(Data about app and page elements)
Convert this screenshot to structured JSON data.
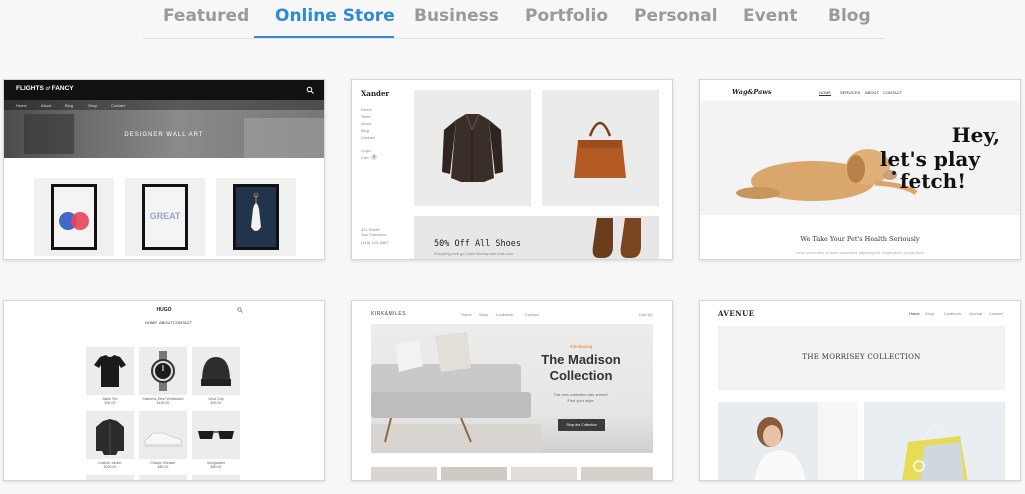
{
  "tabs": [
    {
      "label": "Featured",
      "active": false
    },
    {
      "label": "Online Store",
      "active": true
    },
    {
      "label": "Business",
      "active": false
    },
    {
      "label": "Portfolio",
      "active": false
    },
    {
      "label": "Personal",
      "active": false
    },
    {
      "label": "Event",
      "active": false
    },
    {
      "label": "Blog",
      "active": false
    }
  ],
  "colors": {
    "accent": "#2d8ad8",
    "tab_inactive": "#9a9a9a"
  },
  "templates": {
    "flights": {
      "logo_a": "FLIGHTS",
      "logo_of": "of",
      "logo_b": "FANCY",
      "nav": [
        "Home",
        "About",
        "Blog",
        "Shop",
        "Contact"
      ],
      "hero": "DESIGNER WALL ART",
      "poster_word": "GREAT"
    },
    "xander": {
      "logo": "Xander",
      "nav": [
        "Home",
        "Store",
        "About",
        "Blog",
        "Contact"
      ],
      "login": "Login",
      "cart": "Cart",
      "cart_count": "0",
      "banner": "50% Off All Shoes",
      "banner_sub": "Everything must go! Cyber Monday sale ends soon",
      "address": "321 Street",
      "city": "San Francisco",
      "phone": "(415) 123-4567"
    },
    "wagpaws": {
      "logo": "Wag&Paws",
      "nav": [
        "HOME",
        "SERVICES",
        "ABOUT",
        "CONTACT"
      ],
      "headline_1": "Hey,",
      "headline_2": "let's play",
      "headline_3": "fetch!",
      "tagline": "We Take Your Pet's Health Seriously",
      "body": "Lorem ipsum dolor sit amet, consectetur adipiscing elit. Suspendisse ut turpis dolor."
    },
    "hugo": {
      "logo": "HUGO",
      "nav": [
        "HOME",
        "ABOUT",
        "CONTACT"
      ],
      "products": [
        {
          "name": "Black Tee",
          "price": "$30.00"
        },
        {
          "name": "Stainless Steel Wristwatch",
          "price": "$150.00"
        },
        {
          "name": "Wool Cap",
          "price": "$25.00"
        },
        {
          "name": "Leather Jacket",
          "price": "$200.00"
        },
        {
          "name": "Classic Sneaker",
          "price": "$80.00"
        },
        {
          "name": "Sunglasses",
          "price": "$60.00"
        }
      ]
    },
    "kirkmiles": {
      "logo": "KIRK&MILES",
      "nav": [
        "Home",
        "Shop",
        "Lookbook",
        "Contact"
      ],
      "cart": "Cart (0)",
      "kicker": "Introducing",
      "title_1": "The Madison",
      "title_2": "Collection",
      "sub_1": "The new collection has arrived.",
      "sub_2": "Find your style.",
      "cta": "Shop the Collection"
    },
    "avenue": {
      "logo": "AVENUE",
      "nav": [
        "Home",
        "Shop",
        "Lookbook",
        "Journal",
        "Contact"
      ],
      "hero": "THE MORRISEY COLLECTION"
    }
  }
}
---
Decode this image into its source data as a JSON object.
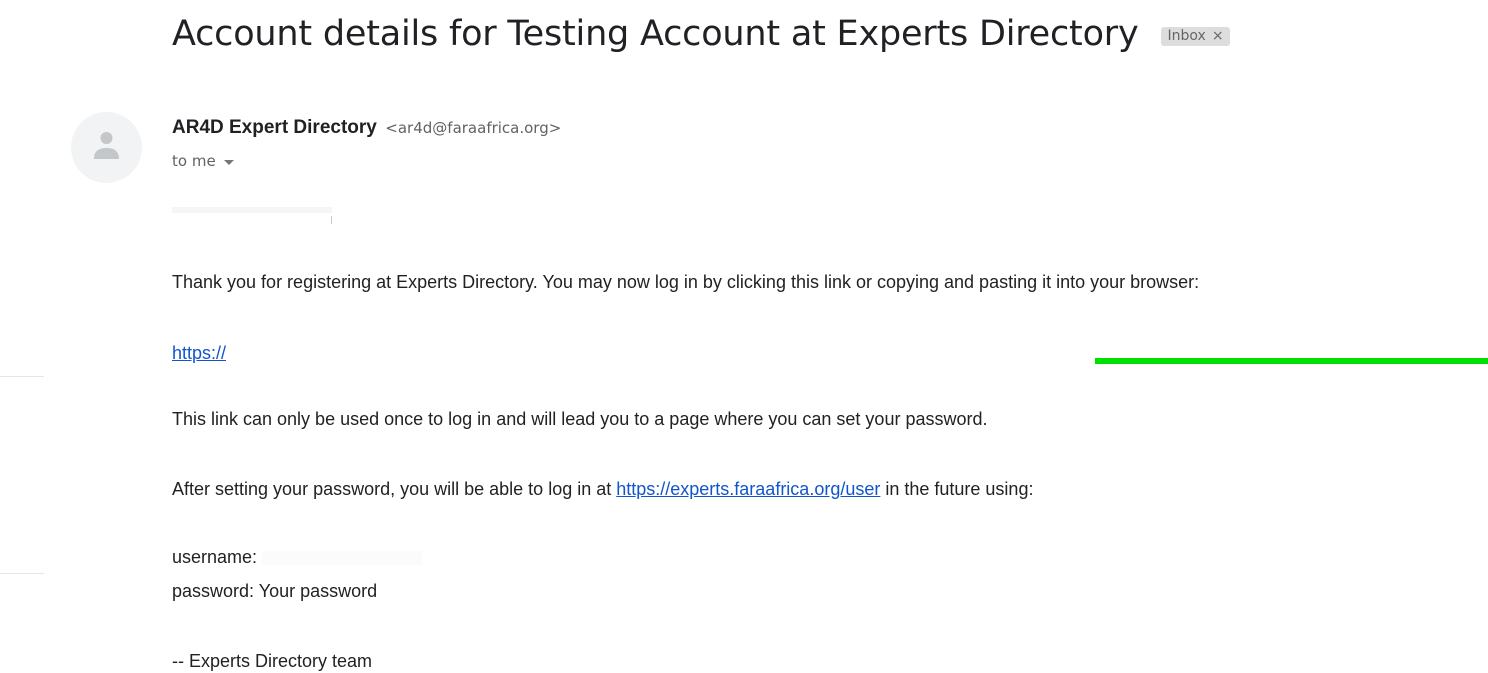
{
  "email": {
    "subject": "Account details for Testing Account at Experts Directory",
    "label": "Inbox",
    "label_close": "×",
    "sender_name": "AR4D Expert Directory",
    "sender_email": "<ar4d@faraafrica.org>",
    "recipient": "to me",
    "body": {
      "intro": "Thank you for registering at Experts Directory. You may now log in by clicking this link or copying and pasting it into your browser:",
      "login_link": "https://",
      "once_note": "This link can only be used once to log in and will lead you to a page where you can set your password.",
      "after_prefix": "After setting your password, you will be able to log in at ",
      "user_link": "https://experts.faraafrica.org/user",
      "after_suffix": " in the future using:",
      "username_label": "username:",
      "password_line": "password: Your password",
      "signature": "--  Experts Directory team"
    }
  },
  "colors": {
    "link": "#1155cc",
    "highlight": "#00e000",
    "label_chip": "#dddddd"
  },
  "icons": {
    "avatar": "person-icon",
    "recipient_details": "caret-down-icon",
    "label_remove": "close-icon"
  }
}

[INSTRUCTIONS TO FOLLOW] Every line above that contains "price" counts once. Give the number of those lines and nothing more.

[THE COMPLETED TASK] 6